In 2002, members of the San Francisco Parks and Recreation Department kicked off a project with Verde Design, Inc. to install artificial turf in parks and athletic fields throughout the city and county. Although it quickly became clear that artificial turf provided numerous benefits over natural grass, many concerns arose among the city’s citizens. These concerns caused SFPRD Project Manager, Dan Mauer, to investigate ways to improve artificial turf fields. According to Mauer, the team wanted to “achieve the benefits of synthetic turf while addressing the concerns brought forth regarding public safety and the environment.”
Mauer recalls that the approach from Brock convinced him and his team to go with their product. “When Brock came forward, they not only tied things to prior success and pointed out its (PowerBase/YSR) benefits, but also expressed a desire to engage with the city to improve its parks and fields.” Thus in 2008, the SFPRD decided to install artificial turf over Brock shock pads.
Another factor influencing the decision to choose Brock over its competitors was the tested reliability of its product. “The turf industry is constantly evolving, and we didn’t want to be the first out of the chute supplying a new product and having it fail over time,” Mauer states. “Durability and longevity were important to us.”
Environmental impact levels played a major role in selecting a company to provide shock pads. “It was important that we find a product that could recycle at the end of its useful life,” Mauer notes. The department conducted thorough research on different manufacturers and products; and concluded that Brock was the best choice.
“A lot of companies out there said they would recycle their product, but in reality, after a few stages it will end up in a landfill. Brock’s selling point was that they could take their product, recycle it back to a virgin material, and then reproduce the same product again for reuse.”
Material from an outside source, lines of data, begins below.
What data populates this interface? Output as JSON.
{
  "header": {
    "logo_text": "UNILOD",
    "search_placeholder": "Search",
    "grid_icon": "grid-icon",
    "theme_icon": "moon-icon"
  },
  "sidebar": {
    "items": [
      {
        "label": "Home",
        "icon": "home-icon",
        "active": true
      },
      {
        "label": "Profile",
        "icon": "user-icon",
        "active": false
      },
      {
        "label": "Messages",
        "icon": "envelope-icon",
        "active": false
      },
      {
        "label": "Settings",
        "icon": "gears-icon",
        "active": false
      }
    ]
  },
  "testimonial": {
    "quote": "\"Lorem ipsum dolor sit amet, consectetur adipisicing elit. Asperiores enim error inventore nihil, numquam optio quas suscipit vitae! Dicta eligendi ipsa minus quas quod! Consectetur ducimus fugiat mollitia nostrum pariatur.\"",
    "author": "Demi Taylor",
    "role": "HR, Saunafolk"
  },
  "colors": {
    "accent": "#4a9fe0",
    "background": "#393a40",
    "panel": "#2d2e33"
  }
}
Brock is Cradle to Cradle certified, meaning it can be completely recycled once it is no longer useful.
When they decided to install artificial turf in parks and fields in San Francisco, Mauer and his associates wanted to ensure it offered all of the benefits of natural grass. According to Mauer, a major benefit of the combination of shock pads and artificial turf is that together, they create a consistent surface. “Brock doesn’t change the softness of the field,” he states. “It maintains a level of playability and consistency over time so those using the fields can anticipate the same conditions.”
Ensuring the safety of fields and parks was another top priority for the department. “We want to make sure the products we are putting out there are safe and meet the highest standards that are available in the industry right now.” Installing Brock shock pads under artificial turf fields offered an ideal way to minimize impact-related injury.
Currently, there are over 220 park facilities in the city of San Francisco and a limited number of operation and maintenance staff, which makes the upkeep of natural grass difficult. Furthermore, natural grass fields in San Francisco are subject to issues like irrigation problems, gophers, pot holes, and use by individuals for unintended purposes, which causes the fields to degrade rapidly. Natural grass fields have to be closed for two-four months annually to allow for regrowth, whereas synthetic turf enables year-round use.
After first-hand experience, Mauer would confidently recommend Brock to other potential consumers.
“THE EXPERIENCE I HAVE WITH BROCK IS THAT ITS PRODUCTS PERFORMED AS PROMISED OVER TIME AND AS TIME GOES ON, I’M SEEING OTHER FACILITIES MEETING THE SAME REQUIREMENTS. IT HAS TREMENDOUS CUSTOMER SERVICE ON THE FRONT END AND DURING CONSTRUCTION, AND IT’S A PRODUCT THAT CAN BE RECYCLED AT THE END OF THE DAY, WHICH IS EXTREMELY IMPORTANT FOR THE FOLKS OF SAN FRANCISCO,”
– DAN MAUER, PROJECT MANAGER, SAN FRANCISCO PARKS AND REC